CLASSIFICATION OF INJURIES UNDER THE WORKERS’ COMPENSATION ACT
There seems to be a real interest in learning more about the classification of injuries that are covered under the Workers’ Compensation Act. The following represents several categories of injuries that are typically found compensable under our current law.
Traumatic: A traumatic injury is generally considered as one that results from external force or violence. Typically these injuries include broken bones, wounds, bruises, bumps and other abrasions that are incurred by the body as a result of some outside force. For example, tripping, slipping, falling or being injured by machinery or moving objects are generally classified as traumatic in nature. These are the easiest injuries to recognize because most of the time they are the result of some accident that produced a readily identifiable result. For example, falling down a flight of stairs at work can result in broken bones and other bodily wounds and abrasions. Catching an arm or leg in a piece of moving machinery can produce external results. Being injured in a truck accident or a lifting accident at work where pain is immediately felt are also examples of traumatic injuries. Again, the chief characteristic of a traumatic injury is that it is readily identifiable.
Cumulative: Cumulative injuries are not as easy to identify as traumatic injuries. These are basically injuries that are the result of day to day stress on the body over a long period of time. For example, walking on hard concrete floors on a daily basis can produce certain bodily changes which do not become apparent until after many years. Occupational diseases which result from the inhalation of dust take years to develop. Arthritic problems that are the result of stresses placed on the body for prolonged periods of time are also examples of cumulative injuries.
Repetitive: Repetitive injuries differ from cumulative and traumatic injuries in that these types of injuries are the result of a systemic and predictable use of a bodily part that results in the development of a condition because of the simple repetitive nature of the job being performed by the worker. For example, repetitive use of the wrists and elbows (such as would be found in assembly line work) can produce carpal tunnel syndrome and tendonitis even after a short period of time. It is the use of the body part in a repetitive motion that seems to cause the problems in these types of cases. Although cumulative and repetitive injuries seem to be similar, they are in fact slightly different in that repetitive injuries do not necessarily take a long period of time to develop. Cumulative injuries on the other hand normally take longer to cause symptoms as a general rule.
The general classifications outlined above are merely to be used as a guide. There are other types of injuries that may be a combination of one or more of the above. For example, a traumatic injury to ones knee could produce arthritis which could be aggravated by continued use over a long period of time. The continued use (cumulative) results in continued stress being placed on an injured joint which could cause further deterioration and disability. Also, it should be kept in mind that injuries can result from the aggravation of a pre-existing condition, even if that condition is not work-related. For example, a person could have a non work-related arthritic condition that would be considered work-related if that condition is aggravated by certain work activities. The rule is that you do not necessarily have to sustain a traumatic injury at work in order for your condition to be considered compensable.
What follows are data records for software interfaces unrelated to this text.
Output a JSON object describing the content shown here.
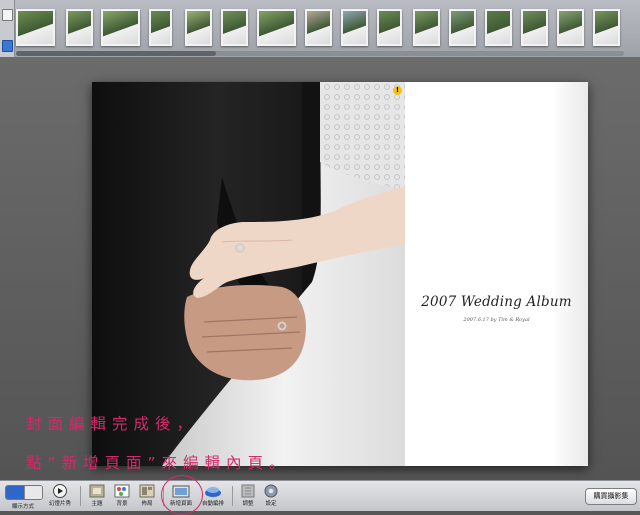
{
  "filmstrip": {
    "thumbnails": [
      {
        "name": "photo-thumb-1",
        "tone": "#6f8f52"
      },
      {
        "name": "photo-thumb-2",
        "tone": "#7d9a5f"
      },
      {
        "name": "photo-thumb-3",
        "tone": "#8aa66a"
      },
      {
        "name": "photo-thumb-4",
        "tone": "#6b8a54"
      },
      {
        "name": "photo-thumb-5",
        "tone": "#9cb07a"
      },
      {
        "name": "photo-thumb-6",
        "tone": "#72905a"
      },
      {
        "name": "photo-thumb-7",
        "tone": "#85a368"
      },
      {
        "name": "photo-thumb-8",
        "tone": "#b6a79a"
      },
      {
        "name": "photo-thumb-9",
        "tone": "#8fa7b4"
      },
      {
        "name": "photo-thumb-10",
        "tone": "#6a8c55"
      },
      {
        "name": "photo-thumb-11",
        "tone": "#7c9864"
      },
      {
        "name": "photo-thumb-12",
        "tone": "#7f9a79"
      },
      {
        "name": "photo-thumb-13",
        "tone": "#5d7a4a"
      },
      {
        "name": "photo-thumb-14",
        "tone": "#6f8e5d"
      },
      {
        "name": "photo-thumb-15",
        "tone": "#8aa276"
      },
      {
        "name": "photo-thumb-16",
        "tone": "#7b945e"
      }
    ]
  },
  "album": {
    "title": "2007 Wedding Album",
    "subtitle": "2007.6.17 by Tim & Royal",
    "warning_icon": "!"
  },
  "annotation": {
    "line1": "封面編輯完成後，",
    "line2": "點”新增頁面”來編輯內頁。"
  },
  "toolbar": {
    "view_label": "顯示方式",
    "slideshow_label": "幻燈片秀",
    "theme_label": "主題",
    "background_label": "背景",
    "layout_label": "佈局",
    "add_page_label": "新增頁面",
    "autoflow_label": "自動編排",
    "adjust_label": "調整",
    "settings_label": "設定",
    "buy_label": "購買攝影集"
  },
  "colors": {
    "annotation": "#d42a6a",
    "canvas": "#575757",
    "toolbar": "#d6d8db"
  }
}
Whatever the nature of your health problem is, it would be good to consult with an experienced workers’ compensation attorney who is skilled in identifying the nature and cause of various problems that can develop from work activities. If you have any questions, please call us at 1-800-964-2667.